May 18, 2007
A new Research, Scholarly and Artistic Work Committee report has identified five broad thematic areas of strength and promise at the U of S.
The list includes Culture and Society, Indigenous Peoples, Frontiers of Science and Technology, Human and Animal Health, and Environment, Resources, and Sustainability. The areas of “strength and emerging strength” are broad and interdisciplinary because the public now looks to universities to address complex social issues, said Karen Chad, associate vice-president of research.
These issues mean that links between colleges and departments are essential. “Our objective wasn’t to have a document that said, ‘This department is doing this, this department is doing this.’ It rather was to show the synergies, as opposed to individual units,” said Chad.

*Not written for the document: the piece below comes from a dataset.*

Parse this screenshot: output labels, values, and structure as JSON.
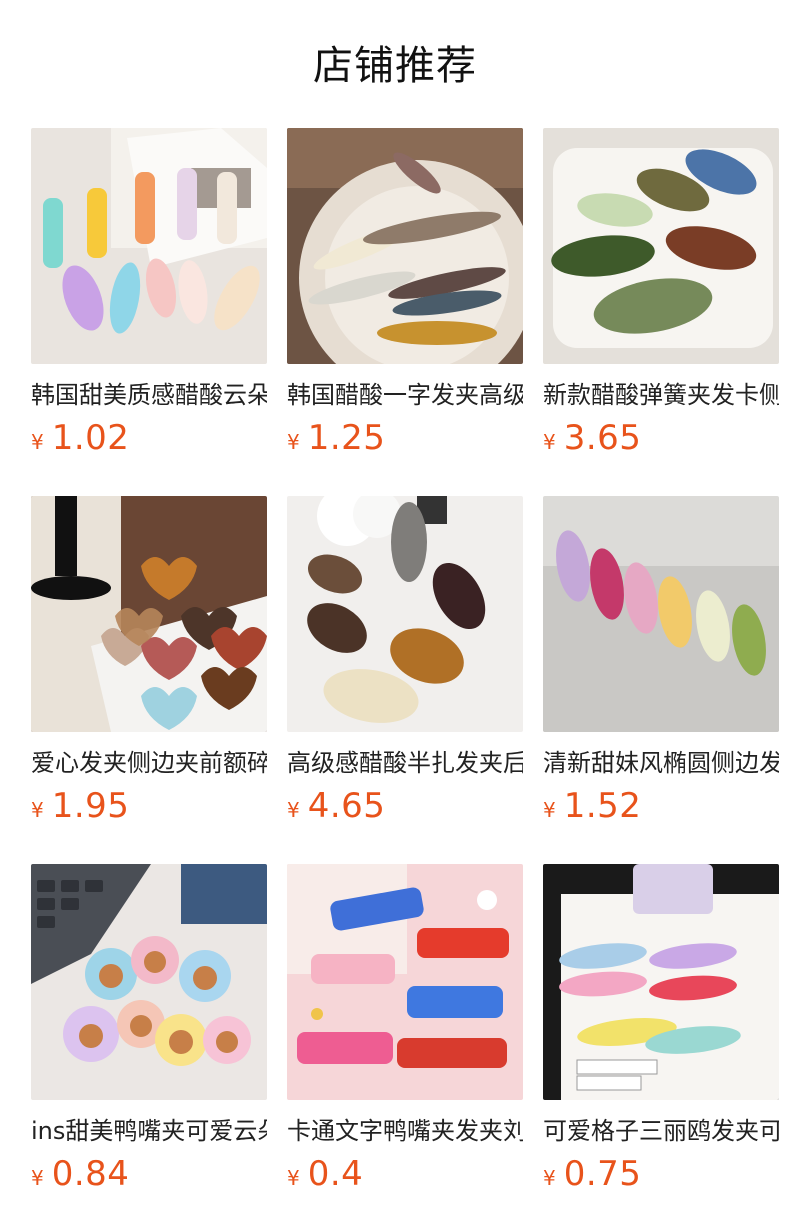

The document, titled “Extending Horizons: University of Saskatchewan Research, Scholarly and Artistic Landscape,” was mandated by the Research, Scholarly, and Artistic Work Foundational Document. The report gives the University a “unique opportunity to describe its research, scholarly, and artistic work landscape,” Chad said.
“This is the environment, and these are the kinds of people who work in this environment, and these are the kinds of discoveries that are being made.”
Compiling the report has taken about 18 months and involved a request for submissions from units across campus. More than 250 were received, and an advisory committee was set up to review them. The committee searched for similarities between submissions and developed themes to “weave” each group together.
The report was presented to Council on April 19.
Many people have already responded to Extending Horizons, saying the document can be used to recruit faculty. Chad added, “other faculty members have said that it’s provided their unit with an opportunity … for them to start to identify their strengths and what their emerging strengths will be.”
The document can be viewed at the U of S Research web site. The report has also been used to produce a brochure to be distributed at Congress.
Chad said the next phase of the process may be much more focused, and could include an examination of whether indicators should be developed to draw out specific areas of preeminence.
Excerpt from Extending Horizons: University of Saskatchewan Research, Scholarly and Artistic Landscape
“Since the University’s inception 100 years ago, the process of growth and renewal has been rooted in the very landscape in which we live, the communities we serve, and the strong sense of place that the people of Saskatchewan have for their province. The University of Saskatchewan recognizes the important connection between quality academic programs, strong teacher-scholar models, and internationally recognized research, scholarly and artistic activities. Our continued relevance to the community and our success nationally and internationally will be based on how clearly we identify our areas of strength and promise, how proudly we champion them, and how well we develop the infrastructures needed to support them.”